Creative people tend to want to do things creatively—that’s just how their brains work. But when it comes to resumes, creative folks can get into trouble when they try to get too creative and forget that resumes are practical tools. While you can certainly add design flair to your creative resume, it’s important to remember that this special document serves a real purpose: to get hiring managers to talk to you. Creative resumes need to be executed properly. And if you’ve skimped on key information, that’s gonna be hard. So, here are some practical guidelines for creative resumes that get your foot in the door.
Link to your portfolio
Whether you’re a writer, graphic designer, illustrator, fashion designer, etc., your hiring manager will want to see your work. Put the URL to your portfolio right at the top where your name and other contact information goes. Go ahead and link that URL as well. Make it easy for hiring managers to be wowed by your awesomeness.

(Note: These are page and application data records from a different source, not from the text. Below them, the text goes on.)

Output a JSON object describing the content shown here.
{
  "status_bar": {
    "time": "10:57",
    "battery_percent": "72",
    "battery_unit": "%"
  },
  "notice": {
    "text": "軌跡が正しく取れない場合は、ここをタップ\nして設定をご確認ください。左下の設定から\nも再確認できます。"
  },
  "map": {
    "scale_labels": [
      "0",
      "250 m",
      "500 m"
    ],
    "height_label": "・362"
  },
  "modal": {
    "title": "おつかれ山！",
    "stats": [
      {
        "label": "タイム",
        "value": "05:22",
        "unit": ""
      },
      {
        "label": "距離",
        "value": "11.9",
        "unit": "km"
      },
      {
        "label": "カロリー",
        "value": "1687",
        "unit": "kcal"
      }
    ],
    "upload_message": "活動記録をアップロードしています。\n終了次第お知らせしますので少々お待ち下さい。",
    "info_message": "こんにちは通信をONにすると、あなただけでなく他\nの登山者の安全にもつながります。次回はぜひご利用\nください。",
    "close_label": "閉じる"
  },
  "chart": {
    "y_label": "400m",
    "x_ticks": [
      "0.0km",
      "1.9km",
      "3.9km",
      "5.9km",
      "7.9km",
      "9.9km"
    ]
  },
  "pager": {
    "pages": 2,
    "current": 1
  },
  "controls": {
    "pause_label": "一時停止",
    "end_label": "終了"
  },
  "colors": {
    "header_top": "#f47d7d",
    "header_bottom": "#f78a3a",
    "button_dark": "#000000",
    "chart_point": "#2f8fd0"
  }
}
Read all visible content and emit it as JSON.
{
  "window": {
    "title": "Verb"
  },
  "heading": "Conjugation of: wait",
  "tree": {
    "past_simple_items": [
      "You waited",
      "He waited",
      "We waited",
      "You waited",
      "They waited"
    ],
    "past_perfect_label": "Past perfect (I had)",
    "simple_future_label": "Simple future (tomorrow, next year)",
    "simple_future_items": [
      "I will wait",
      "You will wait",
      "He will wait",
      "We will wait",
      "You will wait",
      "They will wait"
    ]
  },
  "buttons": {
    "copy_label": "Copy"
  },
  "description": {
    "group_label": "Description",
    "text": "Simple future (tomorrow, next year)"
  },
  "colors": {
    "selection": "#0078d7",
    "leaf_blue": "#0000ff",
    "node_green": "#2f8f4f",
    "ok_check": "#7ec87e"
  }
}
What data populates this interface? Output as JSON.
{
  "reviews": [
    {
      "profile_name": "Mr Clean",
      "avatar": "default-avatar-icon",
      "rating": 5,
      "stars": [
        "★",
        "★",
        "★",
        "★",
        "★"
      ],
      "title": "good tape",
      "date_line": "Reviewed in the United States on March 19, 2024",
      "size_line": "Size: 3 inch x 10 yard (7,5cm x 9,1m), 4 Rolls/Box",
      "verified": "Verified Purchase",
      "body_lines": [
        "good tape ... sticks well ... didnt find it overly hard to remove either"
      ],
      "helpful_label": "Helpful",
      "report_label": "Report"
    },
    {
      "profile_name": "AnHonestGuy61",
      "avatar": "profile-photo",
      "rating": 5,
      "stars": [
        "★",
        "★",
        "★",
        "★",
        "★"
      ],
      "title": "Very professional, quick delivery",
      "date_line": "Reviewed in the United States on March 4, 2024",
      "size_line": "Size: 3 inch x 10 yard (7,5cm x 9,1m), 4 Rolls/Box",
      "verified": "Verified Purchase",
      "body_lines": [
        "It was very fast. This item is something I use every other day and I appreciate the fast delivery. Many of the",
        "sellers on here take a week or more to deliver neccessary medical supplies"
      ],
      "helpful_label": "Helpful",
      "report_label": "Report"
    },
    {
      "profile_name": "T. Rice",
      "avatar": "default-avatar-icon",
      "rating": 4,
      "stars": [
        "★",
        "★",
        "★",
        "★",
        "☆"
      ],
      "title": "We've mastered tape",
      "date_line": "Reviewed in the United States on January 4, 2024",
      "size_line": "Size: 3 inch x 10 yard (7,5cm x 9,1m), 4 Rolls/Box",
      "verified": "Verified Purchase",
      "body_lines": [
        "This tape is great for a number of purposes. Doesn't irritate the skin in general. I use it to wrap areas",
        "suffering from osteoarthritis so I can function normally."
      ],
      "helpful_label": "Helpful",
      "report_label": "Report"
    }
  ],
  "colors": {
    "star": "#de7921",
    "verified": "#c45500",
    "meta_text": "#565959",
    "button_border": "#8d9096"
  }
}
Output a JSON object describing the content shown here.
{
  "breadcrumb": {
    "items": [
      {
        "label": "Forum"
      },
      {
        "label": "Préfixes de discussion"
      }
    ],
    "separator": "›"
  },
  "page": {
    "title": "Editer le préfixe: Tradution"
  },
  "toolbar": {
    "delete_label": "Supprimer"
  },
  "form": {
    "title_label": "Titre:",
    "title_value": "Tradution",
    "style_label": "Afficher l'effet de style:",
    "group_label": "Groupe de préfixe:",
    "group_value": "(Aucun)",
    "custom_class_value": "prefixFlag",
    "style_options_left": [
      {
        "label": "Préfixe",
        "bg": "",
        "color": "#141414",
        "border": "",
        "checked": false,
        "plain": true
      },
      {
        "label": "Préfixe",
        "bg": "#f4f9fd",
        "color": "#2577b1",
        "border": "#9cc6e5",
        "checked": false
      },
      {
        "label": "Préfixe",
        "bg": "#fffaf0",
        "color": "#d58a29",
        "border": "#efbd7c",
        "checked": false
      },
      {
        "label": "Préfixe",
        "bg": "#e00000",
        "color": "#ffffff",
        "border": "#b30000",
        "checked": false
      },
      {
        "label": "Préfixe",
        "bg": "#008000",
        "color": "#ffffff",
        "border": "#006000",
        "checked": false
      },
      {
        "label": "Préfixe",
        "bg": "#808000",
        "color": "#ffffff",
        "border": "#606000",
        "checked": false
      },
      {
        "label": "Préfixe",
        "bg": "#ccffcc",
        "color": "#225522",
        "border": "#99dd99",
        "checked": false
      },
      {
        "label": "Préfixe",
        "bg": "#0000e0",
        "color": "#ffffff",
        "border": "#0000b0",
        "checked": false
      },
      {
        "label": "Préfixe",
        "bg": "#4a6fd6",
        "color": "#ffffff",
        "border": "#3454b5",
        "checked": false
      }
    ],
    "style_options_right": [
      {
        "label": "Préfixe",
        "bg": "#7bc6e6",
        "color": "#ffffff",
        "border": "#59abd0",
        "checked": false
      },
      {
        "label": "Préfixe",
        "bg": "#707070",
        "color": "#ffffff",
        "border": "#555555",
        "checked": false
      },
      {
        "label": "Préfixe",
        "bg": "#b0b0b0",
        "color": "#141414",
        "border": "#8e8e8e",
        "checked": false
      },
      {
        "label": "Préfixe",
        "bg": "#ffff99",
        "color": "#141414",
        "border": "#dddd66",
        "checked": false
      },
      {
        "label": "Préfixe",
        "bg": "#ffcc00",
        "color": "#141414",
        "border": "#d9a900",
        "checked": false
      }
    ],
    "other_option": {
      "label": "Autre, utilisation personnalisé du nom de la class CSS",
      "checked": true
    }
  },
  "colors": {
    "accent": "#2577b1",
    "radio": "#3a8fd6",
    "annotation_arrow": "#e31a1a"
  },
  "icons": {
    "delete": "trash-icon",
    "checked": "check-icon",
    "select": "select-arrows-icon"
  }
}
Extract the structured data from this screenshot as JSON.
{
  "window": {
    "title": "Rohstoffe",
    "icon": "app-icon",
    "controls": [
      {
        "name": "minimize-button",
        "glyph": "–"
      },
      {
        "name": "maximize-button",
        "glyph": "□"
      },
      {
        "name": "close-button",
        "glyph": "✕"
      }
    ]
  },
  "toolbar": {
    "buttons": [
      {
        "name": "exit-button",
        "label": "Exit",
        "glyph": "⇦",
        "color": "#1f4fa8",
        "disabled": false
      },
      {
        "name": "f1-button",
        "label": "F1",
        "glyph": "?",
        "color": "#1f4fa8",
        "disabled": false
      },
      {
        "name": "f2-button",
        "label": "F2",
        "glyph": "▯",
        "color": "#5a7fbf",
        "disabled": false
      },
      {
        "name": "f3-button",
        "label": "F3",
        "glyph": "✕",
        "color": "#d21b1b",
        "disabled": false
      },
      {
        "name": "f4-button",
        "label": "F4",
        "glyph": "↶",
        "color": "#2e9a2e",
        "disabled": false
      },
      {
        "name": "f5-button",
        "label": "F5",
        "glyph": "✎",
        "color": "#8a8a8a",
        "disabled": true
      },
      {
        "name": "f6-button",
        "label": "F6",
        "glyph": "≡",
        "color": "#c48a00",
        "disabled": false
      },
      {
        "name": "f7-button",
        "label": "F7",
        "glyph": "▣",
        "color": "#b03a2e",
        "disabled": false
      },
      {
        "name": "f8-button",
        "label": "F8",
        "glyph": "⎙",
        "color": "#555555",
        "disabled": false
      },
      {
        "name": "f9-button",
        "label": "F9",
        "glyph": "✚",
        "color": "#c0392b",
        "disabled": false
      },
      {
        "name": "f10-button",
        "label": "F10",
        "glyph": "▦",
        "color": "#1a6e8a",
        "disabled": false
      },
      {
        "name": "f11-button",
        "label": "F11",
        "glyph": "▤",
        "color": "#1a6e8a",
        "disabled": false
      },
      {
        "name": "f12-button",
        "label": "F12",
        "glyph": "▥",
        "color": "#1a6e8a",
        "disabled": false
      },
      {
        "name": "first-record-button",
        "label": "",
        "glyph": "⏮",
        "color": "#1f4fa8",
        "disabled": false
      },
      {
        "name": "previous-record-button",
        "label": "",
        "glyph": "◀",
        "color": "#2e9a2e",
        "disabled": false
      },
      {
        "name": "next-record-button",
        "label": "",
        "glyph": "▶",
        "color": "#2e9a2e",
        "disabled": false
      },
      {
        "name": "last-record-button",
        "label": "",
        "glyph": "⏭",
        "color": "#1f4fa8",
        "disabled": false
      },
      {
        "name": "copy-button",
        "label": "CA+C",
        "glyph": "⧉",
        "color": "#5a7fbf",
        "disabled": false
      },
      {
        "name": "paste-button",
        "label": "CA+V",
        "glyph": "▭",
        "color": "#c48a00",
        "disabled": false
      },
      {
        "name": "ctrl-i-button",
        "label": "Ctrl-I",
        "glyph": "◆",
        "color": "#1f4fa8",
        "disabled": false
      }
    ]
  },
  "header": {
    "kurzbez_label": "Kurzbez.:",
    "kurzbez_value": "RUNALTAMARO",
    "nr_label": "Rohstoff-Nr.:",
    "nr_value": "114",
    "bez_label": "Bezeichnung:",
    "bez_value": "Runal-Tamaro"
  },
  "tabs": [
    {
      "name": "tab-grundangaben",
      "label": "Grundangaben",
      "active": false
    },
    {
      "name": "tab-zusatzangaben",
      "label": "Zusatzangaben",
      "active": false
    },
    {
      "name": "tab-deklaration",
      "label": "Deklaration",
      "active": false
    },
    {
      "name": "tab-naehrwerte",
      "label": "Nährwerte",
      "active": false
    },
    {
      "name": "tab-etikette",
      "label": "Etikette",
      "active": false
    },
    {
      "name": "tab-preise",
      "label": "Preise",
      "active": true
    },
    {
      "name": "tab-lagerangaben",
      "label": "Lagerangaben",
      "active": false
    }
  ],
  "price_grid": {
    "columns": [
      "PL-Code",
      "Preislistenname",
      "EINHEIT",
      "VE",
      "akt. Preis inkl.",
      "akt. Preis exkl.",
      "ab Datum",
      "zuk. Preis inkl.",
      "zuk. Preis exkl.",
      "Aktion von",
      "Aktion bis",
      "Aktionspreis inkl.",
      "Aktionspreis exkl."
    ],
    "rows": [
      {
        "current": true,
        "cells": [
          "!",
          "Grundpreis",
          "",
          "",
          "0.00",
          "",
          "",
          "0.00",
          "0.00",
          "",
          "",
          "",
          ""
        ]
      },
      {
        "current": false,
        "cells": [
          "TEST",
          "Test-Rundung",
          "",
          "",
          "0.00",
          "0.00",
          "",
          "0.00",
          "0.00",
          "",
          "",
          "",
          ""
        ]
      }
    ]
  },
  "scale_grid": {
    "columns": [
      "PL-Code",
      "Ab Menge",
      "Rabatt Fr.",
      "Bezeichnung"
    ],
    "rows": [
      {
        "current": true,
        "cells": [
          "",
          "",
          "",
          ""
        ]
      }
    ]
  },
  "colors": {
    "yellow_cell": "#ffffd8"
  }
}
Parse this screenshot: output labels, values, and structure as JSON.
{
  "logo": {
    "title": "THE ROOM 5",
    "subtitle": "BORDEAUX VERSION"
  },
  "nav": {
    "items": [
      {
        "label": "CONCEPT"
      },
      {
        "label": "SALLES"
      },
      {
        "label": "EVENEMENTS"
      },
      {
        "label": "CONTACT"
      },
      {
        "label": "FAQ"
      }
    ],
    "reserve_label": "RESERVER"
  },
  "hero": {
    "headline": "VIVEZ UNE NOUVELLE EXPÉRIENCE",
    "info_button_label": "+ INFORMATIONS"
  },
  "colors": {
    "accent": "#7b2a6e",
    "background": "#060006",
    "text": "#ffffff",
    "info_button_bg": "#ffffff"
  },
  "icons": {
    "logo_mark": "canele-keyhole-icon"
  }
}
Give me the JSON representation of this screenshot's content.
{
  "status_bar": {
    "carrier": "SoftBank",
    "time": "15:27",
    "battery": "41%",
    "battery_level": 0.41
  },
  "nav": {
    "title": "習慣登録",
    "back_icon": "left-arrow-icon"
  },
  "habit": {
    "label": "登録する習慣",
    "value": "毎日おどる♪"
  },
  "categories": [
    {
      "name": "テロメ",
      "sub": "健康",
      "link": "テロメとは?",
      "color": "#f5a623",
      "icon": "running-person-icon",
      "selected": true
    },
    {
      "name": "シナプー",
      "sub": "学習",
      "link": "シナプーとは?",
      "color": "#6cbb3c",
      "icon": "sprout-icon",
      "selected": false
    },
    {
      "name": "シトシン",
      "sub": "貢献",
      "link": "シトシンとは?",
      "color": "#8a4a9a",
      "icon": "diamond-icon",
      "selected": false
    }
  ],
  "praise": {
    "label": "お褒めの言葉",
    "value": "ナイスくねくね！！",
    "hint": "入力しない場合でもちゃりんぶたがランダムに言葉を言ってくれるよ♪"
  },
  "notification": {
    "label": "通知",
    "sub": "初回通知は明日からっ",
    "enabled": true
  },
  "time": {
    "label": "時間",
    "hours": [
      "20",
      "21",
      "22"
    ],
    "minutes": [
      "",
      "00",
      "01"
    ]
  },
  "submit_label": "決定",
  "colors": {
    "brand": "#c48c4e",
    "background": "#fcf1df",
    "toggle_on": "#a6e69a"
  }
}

Make sure that your portfolio is up to date. And don’t forget to make sure that any work you showcase is safe to show: for instance, if you’re a ghostwriter, you need to make sure you have permission to show the ghostwritten work in your book.
Use keywords to pass the ATS
We’ve talked about applicant tracking systems before, and for creatives, they can be tricky. Sometimes creative people will use language to describe their work that doesn’t align with the job posting. Don’t fall into that trap. If your last position was a “ballet dress artist” but you’re applying for a “costume design” position, you want to make sure the words “costume design” appear on your resume.
Don’t overdo the pretty
I’ve seen resumes that went heavy on design but failed to pay attention to content. While it’s nice to see a resume from a designer that is visually outstanding, it’s still necessary that your resume list your accomplishments in a detailed, easy-to-read format.
And on this same note, avoid the temptation to get cutesy. I once saw a resume from a young man with little experience applying for an advertising position. To pad out his resume, he added a fake job. He wrote, jokingly, that he worked for Don Draper at Sterling Cooper. This is a reference from the show Mad Men–and it’s funny. Except the hiring manager didn’t watch the show, didn’t get the joke, and felt lied to instead of joked with. Know your audience, and tread carefully.
You’ve probably heard stories about people who applied for creative positions with outlandish tactics: sending the resume in a gift box via courier, applying via singing telegram, etc. People really do this stuff. And while it gets laughs in the office, it’s not the best way to make the right impression. Again, know your audience. Some people can be very put off by games like this: especially busy hiring managers. It’s best to just stick with a standard resume that highlights your skills and talents and leave the showboating to the pros.
If you’re ready to get serious about your resume, let’s work together!